NASCAR prides itself on being a purely American sport. That’s fine and dandy, but it all goes away when a team owner decides to stand against a peaceful protest (that, by the way, hasn’t happened yet at a NASCAR race) for equality, something still lacking in their own sport.
The comments by Petty are absolutely dumbfounding, especially considering his team, led by major owner Andrew Murstein, just lost a multi-million dollar sponsorship deal with Smithfield Foods, who is heading to Stewart-Haas Racing.
For the second time in three weeks, Petty just couldn’t keep his mouth shut. The No. 43 car is a ride Darrell Wallace Jr. would love to have but sponsors might have been scared away in a heartbeat. He fully disregarded counter-comments made by Murstein, the co-owner of Richard Petty Motorsports.
Now, if a sponsor comes along to partner with Wallace, they might opt to go to another team, one that is willing to be inclusive and show pride in being an organization that is inclusive and, more importantly, loves equality.
We’re all equal, each and every one of us. If two NASCAR owners can’t realize that, it is time for the rest of the sport to speak against them. It’s time to showcase that being inclusive, just like NASCAR wants to be, is vital in a battle for survival.
Q: What does Tyler Reddick’s win mean as he prepares to move to JR Motorsports? – Mike L., Miami
A: This is a massive victory for not only Reddick but Chip Ganassi Racing’s XFINITY Series program as a whole. For Reddick to drive smoothly and methodically through the top five Saturday night at Kentucky Speedway, it proved why Brad Keselowski Racing, now Ganassi and next, Dale Earnhardt Jr. have invested in him.
Reddick was known to be quite the aggressive driver in the Camping World Truck Series. His consistency spoke for itself, having an average finish of 6.3 in 2015, his first full-time season.

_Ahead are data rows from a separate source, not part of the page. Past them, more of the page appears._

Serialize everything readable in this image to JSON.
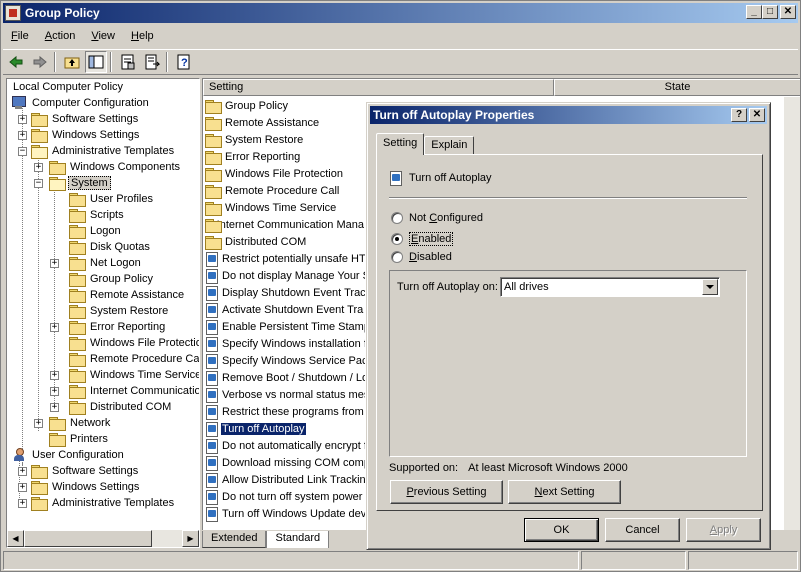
{
  "window": {
    "title": "Group Policy"
  },
  "menu": [
    {
      "pre": "",
      "key": "F",
      "post": "ile"
    },
    {
      "pre": "",
      "key": "A",
      "post": "ction"
    },
    {
      "pre": "",
      "key": "V",
      "post": "iew"
    },
    {
      "pre": "",
      "key": "H",
      "post": "elp"
    }
  ],
  "toolbar": {
    "icons": [
      "back-arrow-icon",
      "forward-arrow-icon",
      "up-folder-icon",
      "show-hide-tree-icon",
      "properties-icon",
      "export-list-icon",
      "help-icon"
    ]
  },
  "tree": {
    "root": "Local Computer Policy",
    "computer_config": "Computer Configuration",
    "cc_software": "Software Settings",
    "cc_windows": "Windows Settings",
    "cc_admin": "Administrative Templates",
    "windows_components": "Windows Components",
    "system": "System",
    "system_children": [
      "User Profiles",
      "Scripts",
      "Logon",
      "Disk Quotas",
      "Net Logon",
      "Group Policy",
      "Remote Assistance",
      "System Restore",
      "Error Reporting",
      "Windows File Protectio",
      "Remote Procedure Call",
      "Windows Time Service",
      "Internet Communicatio",
      "Distributed COM"
    ],
    "network": "Network",
    "printers": "Printers",
    "user_config": "User Configuration",
    "uc_software": "Software Settings",
    "uc_windows": "Windows Settings",
    "uc_admin": "Administrative Templates"
  },
  "list": {
    "col_setting": "Setting",
    "col_state": "State",
    "folders": [
      "Group Policy",
      "Remote Assistance",
      "System Restore",
      "Error Reporting",
      "Windows File Protection",
      "Remote Procedure Call",
      "Windows Time Service",
      "Internet Communication Mana",
      "Distributed COM"
    ],
    "settings": [
      "Restrict potentially unsafe HT",
      "Do not display Manage Your S",
      "Display Shutdown Event Track",
      "Activate Shutdown Event Tra",
      "Enable Persistent Time Stamp",
      "Specify Windows installation f",
      "Specify Windows Service Pack",
      "Remove Boot / Shutdown / Lo",
      "Verbose vs normal status mes",
      "Restrict these programs from",
      "Turn off Autoplay",
      "Do not automatically encrypt f",
      "Download missing COM compo",
      "Allow Distributed Link Tracking",
      "Do not turn off system power",
      "Turn off Windows Update dev"
    ],
    "selected": "Turn off Autoplay"
  },
  "bottom_tabs": [
    "Extended",
    "Standard"
  ],
  "dialog": {
    "title": "Turn off Autoplay Properties",
    "help_btn": "?",
    "close_btn": "✕",
    "tabs": [
      "Setting",
      "Explain"
    ],
    "policy_name": "Turn off Autoplay",
    "radios": [
      {
        "pre": "Not ",
        "key": "C",
        "post": "onfigured",
        "checked": false
      },
      {
        "pre": "",
        "key": "E",
        "post": "nabled",
        "checked": true
      },
      {
        "pre": "",
        "key": "D",
        "post": "isabled",
        "checked": false
      }
    ],
    "option_label": "Turn off Autoplay on:",
    "option_value": "All drives",
    "supported_label": "Supported on:",
    "supported_value": "At least Microsoft Windows 2000",
    "prev_btn": {
      "pre": "",
      "key": "P",
      "post": "revious Setting"
    },
    "next_btn": {
      "pre": "",
      "key": "N",
      "post": "ext Setting"
    },
    "ok": "OK",
    "cancel": "Cancel",
    "apply": {
      "pre": "",
      "key": "A",
      "post": "pply"
    }
  }
}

The transition to the XFINITY Series, however, had been difficult. The additional horsepower and steeper competition proved to be a challenge, albeit one Reddick expected. But to tame his peers and come out on top in only his 15th start is quite the power move, mere days after announcing he’ll be full-time with JR Motorsports in 2018.

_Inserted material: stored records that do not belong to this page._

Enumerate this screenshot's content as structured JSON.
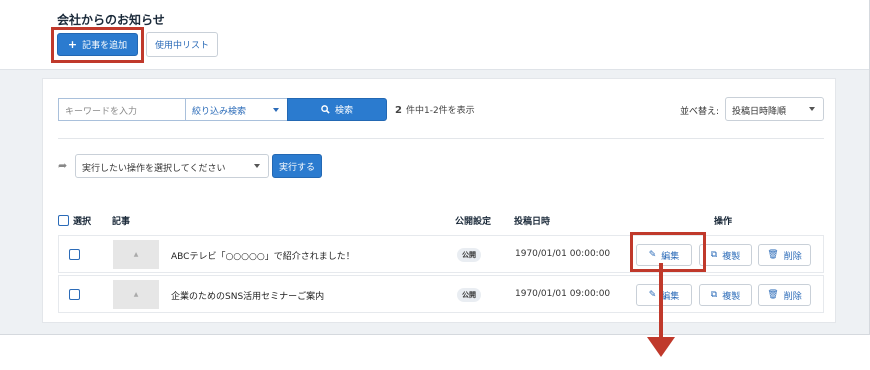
{
  "header": {
    "title": "会社からのお知らせ",
    "add_label": "記事を追加",
    "list_label": "使用中リスト"
  },
  "search": {
    "placeholder": "キーワードを入力",
    "filter_label": "絞り込み検索",
    "button_label": "検索",
    "count_number": "2",
    "count_text": "件中1-2件を表示",
    "sort_label": "並べ替え:",
    "sort_value": "投稿日時降順"
  },
  "bulk": {
    "select_label": "実行したい操作を選択してください",
    "run_label": "実行する"
  },
  "table": {
    "headers": {
      "select": "選択",
      "article": "記事",
      "public": "公開設定",
      "date": "投稿日時",
      "actions": "操作"
    },
    "rows": [
      {
        "title": "ABCテレビ「○○○○○」で紹介されました！",
        "status": "公開",
        "date": "1970/01/01 00:00:00",
        "edit": "編集",
        "copy": "複製",
        "delete": "削除"
      },
      {
        "title": "企業のためのSNS活用セミナーご案内",
        "status": "公開",
        "date": "1970/01/01 09:00:00",
        "edit": "編集",
        "copy": "複製",
        "delete": "削除"
      }
    ]
  },
  "annotation": {
    "highlight_color": "#c0392b"
  },
  "colors": {
    "primary": "#2b7bcf",
    "link": "#2b6bb8"
  }
}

For Reddick, this win means the world to him. The youngster now has the confidence he can get the job done like the Truck Series. The only race up until this past weekend he showed even the slightest signs of XFINITY brilliance came in June at Iowa Speedway, where he finished third.

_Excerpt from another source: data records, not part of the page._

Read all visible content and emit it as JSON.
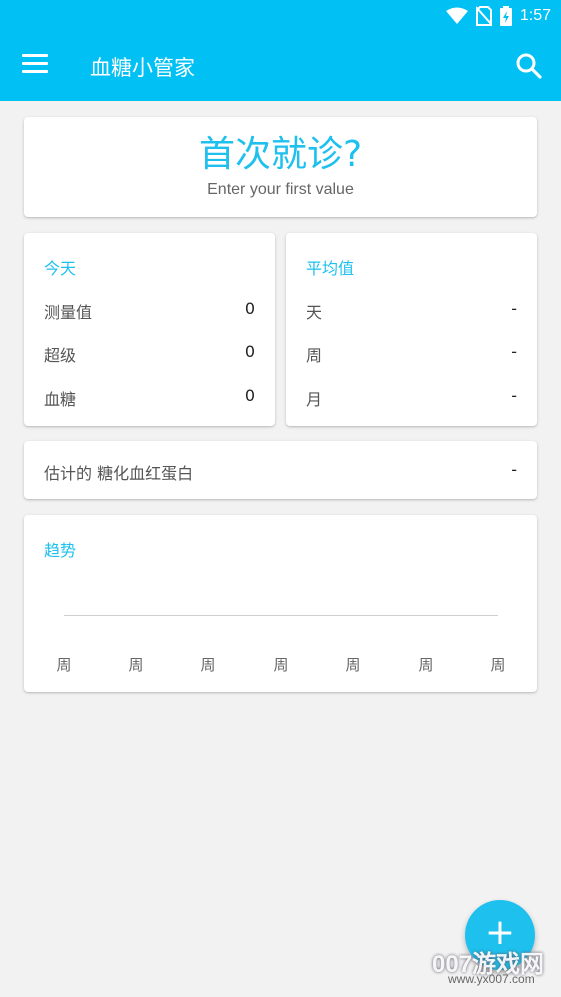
{
  "status_bar": {
    "time": "1:57",
    "icons": [
      "wifi-icon",
      "no-sim-icon",
      "battery-charging-icon"
    ]
  },
  "app_bar": {
    "title": "血糖小管家",
    "menu_icon": "menu-icon",
    "search_icon": "search-icon",
    "color": "#00c0f4"
  },
  "first_visit": {
    "headline": "首次就诊?",
    "subtitle": "Enter your first value"
  },
  "today": {
    "title": "今天",
    "rows": [
      {
        "label": "测量值",
        "value": "0"
      },
      {
        "label": "超级",
        "value": "0"
      },
      {
        "label": "血糖",
        "value": "0"
      }
    ]
  },
  "average": {
    "title": "平均值",
    "rows": [
      {
        "label": "天",
        "value": "-"
      },
      {
        "label": "周",
        "value": "-"
      },
      {
        "label": "月",
        "value": "-"
      }
    ]
  },
  "hba1c": {
    "label": "估计的 糖化血红蛋白",
    "value": "-"
  },
  "trend": {
    "title": "趋势",
    "ticks": [
      "周",
      "周",
      "周",
      "周",
      "周",
      "周",
      "周"
    ]
  },
  "fab": {
    "label": "+"
  },
  "watermark": {
    "text": "007游戏网",
    "url": "www.yx007.com"
  },
  "colors": {
    "accent": "#1ec0ee",
    "background": "#f2f2f2"
  }
}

In what has been a very similar season to his CGR counterpart Brennan Poole’s first part-time XFINITY Series shot, Reddick just proved he has what it takes to not only run up front, but to dominate a race. In Poole’s first year, he earned a pair of top 10s. Reddick had a top five and a pair of 10th-place finishes on his resume up until Kentucky.
As Reddick moves forward, he needs to use this win as a marketing boost. He will now begin building a brand as he looks to eventually make his way to NASCAR’s premier division, a step he discussed in recent weeks could eventually happen if the right pieces fall into place.